- Provided material

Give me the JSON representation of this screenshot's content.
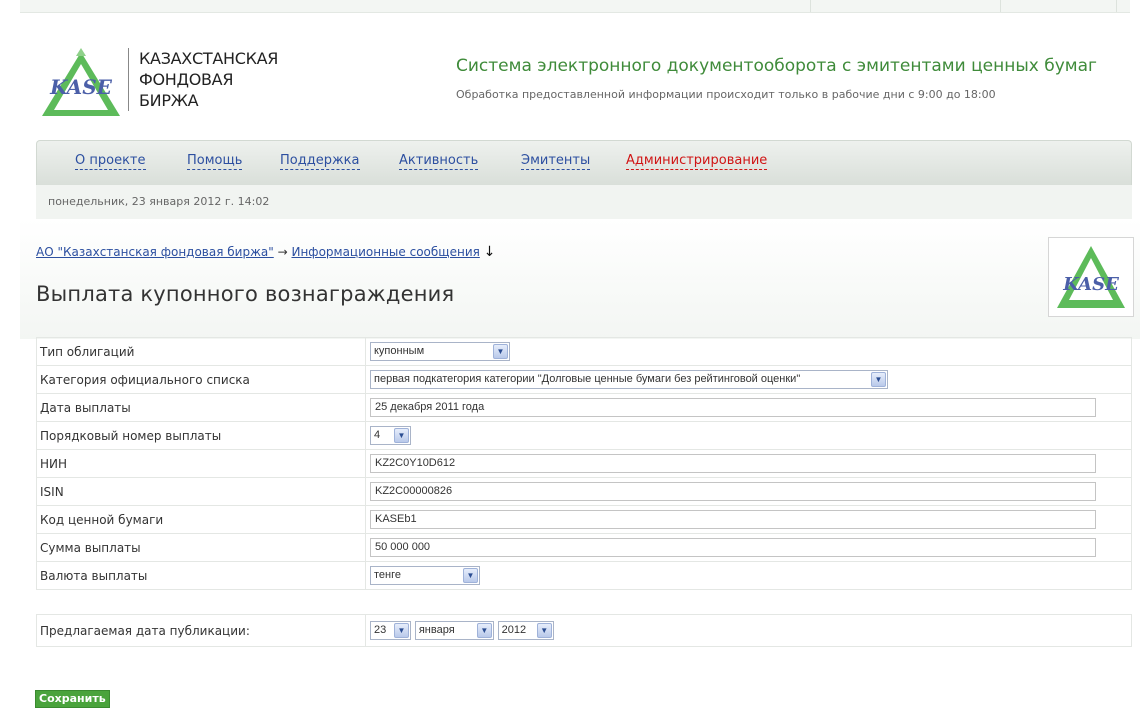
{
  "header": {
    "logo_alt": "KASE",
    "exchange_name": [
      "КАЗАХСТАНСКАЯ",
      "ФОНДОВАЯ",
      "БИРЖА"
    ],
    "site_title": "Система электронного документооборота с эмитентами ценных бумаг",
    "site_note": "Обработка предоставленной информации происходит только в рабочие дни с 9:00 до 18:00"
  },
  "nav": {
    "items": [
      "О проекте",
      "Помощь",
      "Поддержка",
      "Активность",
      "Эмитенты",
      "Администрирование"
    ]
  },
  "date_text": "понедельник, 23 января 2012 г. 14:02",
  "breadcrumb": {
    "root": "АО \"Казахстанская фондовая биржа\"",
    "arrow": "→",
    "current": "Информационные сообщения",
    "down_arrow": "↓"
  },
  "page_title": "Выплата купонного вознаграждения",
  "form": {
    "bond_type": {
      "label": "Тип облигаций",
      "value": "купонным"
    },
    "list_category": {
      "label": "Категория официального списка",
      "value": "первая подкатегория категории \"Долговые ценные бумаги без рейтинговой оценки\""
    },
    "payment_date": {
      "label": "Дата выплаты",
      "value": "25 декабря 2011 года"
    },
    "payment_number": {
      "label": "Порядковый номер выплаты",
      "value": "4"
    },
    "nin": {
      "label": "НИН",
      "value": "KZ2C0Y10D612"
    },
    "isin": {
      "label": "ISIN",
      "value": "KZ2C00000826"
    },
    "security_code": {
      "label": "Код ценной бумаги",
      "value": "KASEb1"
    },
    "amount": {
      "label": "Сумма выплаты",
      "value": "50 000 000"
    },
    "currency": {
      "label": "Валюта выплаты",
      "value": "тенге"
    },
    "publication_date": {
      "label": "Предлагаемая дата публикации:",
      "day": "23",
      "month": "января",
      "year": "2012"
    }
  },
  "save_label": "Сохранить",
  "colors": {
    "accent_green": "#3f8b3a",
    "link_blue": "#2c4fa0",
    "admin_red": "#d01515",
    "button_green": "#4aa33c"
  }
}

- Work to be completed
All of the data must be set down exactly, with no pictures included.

- Written solution
Give me the JSON representation of this screenshot's content.
{
  "header": {
    "logo_alt": "KASE",
    "exchange_name": [
      "КАЗАХСТАНСКАЯ",
      "ФОНДОВАЯ",
      "БИРЖА"
    ],
    "site_title": "Система электронного документооборота с эмитентами ценных бумаг",
    "site_note": "Обработка предоставленной информации происходит только в рабочие дни с 9:00 до 18:00"
  },
  "nav": {
    "items": [
      "О проекте",
      "Помощь",
      "Поддержка",
      "Активность",
      "Эмитенты",
      "Администрирование"
    ]
  },
  "date_text": "понедельник, 23 января 2012 г. 14:02",
  "breadcrumb": {
    "root": "АО \"Казахстанская фондовая биржа\"",
    "arrow": "→",
    "current": "Информационные сообщения",
    "down_arrow": "↓"
  },
  "page_title": "Выплата купонного вознаграждения",
  "form": {
    "bond_type": {
      "label": "Тип облигаций",
      "value": "купонным"
    },
    "list_category": {
      "label": "Категория официального списка",
      "value": "первая подкатегория категории \"Долговые ценные бумаги без рейтинговой оценки\""
    },
    "payment_date": {
      "label": "Дата выплаты",
      "value": "25 декабря 2011 года"
    },
    "payment_number": {
      "label": "Порядковый номер выплаты",
      "value": "4"
    },
    "nin": {
      "label": "НИН",
      "value": "KZ2C0Y10D612"
    },
    "isin": {
      "label": "ISIN",
      "value": "KZ2C00000826"
    },
    "security_code": {
      "label": "Код ценной бумаги",
      "value": "KASEb1"
    },
    "amount": {
      "label": "Сумма выплаты",
      "value": "50 000 000"
    },
    "currency": {
      "label": "Валюта выплаты",
      "value": "тенге"
    },
    "publication_date": {
      "label": "Предлагаемая дата публикации:",
      "day": "23",
      "month": "января",
      "year": "2012"
    }
  },
  "save_label": "Сохранить",
  "colors": {
    "accent_green": "#3f8b3a",
    "link_blue": "#2c4fa0",
    "admin_red": "#d01515",
    "button_green": "#4aa33c"
  }
}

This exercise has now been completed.